**Entries shown:**
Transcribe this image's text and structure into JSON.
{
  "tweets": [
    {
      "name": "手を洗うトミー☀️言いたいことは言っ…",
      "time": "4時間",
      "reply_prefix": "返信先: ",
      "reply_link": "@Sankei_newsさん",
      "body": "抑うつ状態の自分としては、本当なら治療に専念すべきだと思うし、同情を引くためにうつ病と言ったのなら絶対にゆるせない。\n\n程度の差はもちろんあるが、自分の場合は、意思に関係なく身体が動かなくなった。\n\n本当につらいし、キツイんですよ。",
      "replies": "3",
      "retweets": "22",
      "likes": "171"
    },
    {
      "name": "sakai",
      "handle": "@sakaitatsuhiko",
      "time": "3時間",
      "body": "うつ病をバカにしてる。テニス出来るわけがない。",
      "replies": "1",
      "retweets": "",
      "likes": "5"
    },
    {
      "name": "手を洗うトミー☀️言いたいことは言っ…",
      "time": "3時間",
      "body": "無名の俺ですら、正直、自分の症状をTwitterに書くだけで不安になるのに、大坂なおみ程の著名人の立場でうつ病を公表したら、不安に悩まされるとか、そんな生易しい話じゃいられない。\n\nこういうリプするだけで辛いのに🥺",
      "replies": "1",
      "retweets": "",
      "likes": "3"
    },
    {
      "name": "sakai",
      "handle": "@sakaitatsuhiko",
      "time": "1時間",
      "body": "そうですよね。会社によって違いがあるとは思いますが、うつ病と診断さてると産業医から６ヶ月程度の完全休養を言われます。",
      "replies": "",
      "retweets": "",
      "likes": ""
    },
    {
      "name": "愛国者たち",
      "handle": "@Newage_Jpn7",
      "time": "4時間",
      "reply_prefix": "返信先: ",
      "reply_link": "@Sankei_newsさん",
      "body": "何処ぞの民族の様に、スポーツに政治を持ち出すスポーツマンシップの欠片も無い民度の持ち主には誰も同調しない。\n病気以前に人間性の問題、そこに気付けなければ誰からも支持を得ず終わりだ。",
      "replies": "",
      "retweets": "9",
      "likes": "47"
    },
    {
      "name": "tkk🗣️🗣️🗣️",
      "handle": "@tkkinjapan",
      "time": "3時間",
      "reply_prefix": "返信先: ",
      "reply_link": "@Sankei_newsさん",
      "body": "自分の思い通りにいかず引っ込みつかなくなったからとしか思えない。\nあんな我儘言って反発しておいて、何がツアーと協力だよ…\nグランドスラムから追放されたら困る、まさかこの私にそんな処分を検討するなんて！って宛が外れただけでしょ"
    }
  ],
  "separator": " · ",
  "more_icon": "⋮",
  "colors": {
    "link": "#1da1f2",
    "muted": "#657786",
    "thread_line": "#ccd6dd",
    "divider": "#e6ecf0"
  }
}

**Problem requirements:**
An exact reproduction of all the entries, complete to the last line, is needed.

**Result of the task:**
Transcribe this image's text and structure into JSON.
{
  "tweets": [
    {
      "name": "手を洗うトミー☀️言いたいことは言っ…",
      "time": "4時間",
      "reply_prefix": "返信先: ",
      "reply_link": "@Sankei_newsさん",
      "body": "抑うつ状態の自分としては、本当なら治療に専念すべきだと思うし、同情を引くためにうつ病と言ったのなら絶対にゆるせない。\n\n程度の差はもちろんあるが、自分の場合は、意思に関係なく身体が動かなくなった。\n\n本当につらいし、キツイんですよ。",
      "replies": "3",
      "retweets": "22",
      "likes": "171"
    },
    {
      "name": "sakai",
      "handle": "@sakaitatsuhiko",
      "time": "3時間",
      "body": "うつ病をバカにしてる。テニス出来るわけがない。",
      "replies": "1",
      "retweets": "",
      "likes": "5"
    },
    {
      "name": "手を洗うトミー☀️言いたいことは言っ…",
      "time": "3時間",
      "body": "無名の俺ですら、正直、自分の症状をTwitterに書くだけで不安になるのに、大坂なおみ程の著名人の立場でうつ病を公表したら、不安に悩まされるとか、そんな生易しい話じゃいられない。\n\nこういうリプするだけで辛いのに🥺",
      "replies": "1",
      "retweets": "",
      "likes": "3"
    },
    {
      "name": "sakai",
      "handle": "@sakaitatsuhiko",
      "time": "1時間",
      "body": "そうですよね。会社によって違いがあるとは思いますが、うつ病と診断さてると産業医から６ヶ月程度の完全休養を言われます。",
      "replies": "",
      "retweets": "",
      "likes": ""
    },
    {
      "name": "愛国者たち",
      "handle": "@Newage_Jpn7",
      "time": "4時間",
      "reply_prefix": "返信先: ",
      "reply_link": "@Sankei_newsさん",
      "body": "何処ぞの民族の様に、スポーツに政治を持ち出すスポーツマンシップの欠片も無い民度の持ち主には誰も同調しない。\n病気以前に人間性の問題、そこに気付けなければ誰からも支持を得ず終わりだ。",
      "replies": "",
      "retweets": "9",
      "likes": "47"
    },
    {
      "name": "tkk🗣️🗣️🗣️",
      "handle": "@tkkinjapan",
      "time": "3時間",
      "reply_prefix": "返信先: ",
      "reply_link": "@Sankei_newsさん",
      "body": "自分の思い通りにいかず引っ込みつかなくなったからとしか思えない。\nあんな我儘言って反発しておいて、何がツアーと協力だよ…\nグランドスラムから追放されたら困る、まさかこの私にそんな処分を検討するなんて！って宛が外れただけでしょ"
    }
  ],
  "separator": " · ",
  "more_icon": "⋮",
  "colors": {
    "link": "#1da1f2",
    "muted": "#657786",
    "thread_line": "#ccd6dd",
    "divider": "#e6ecf0"
  }
}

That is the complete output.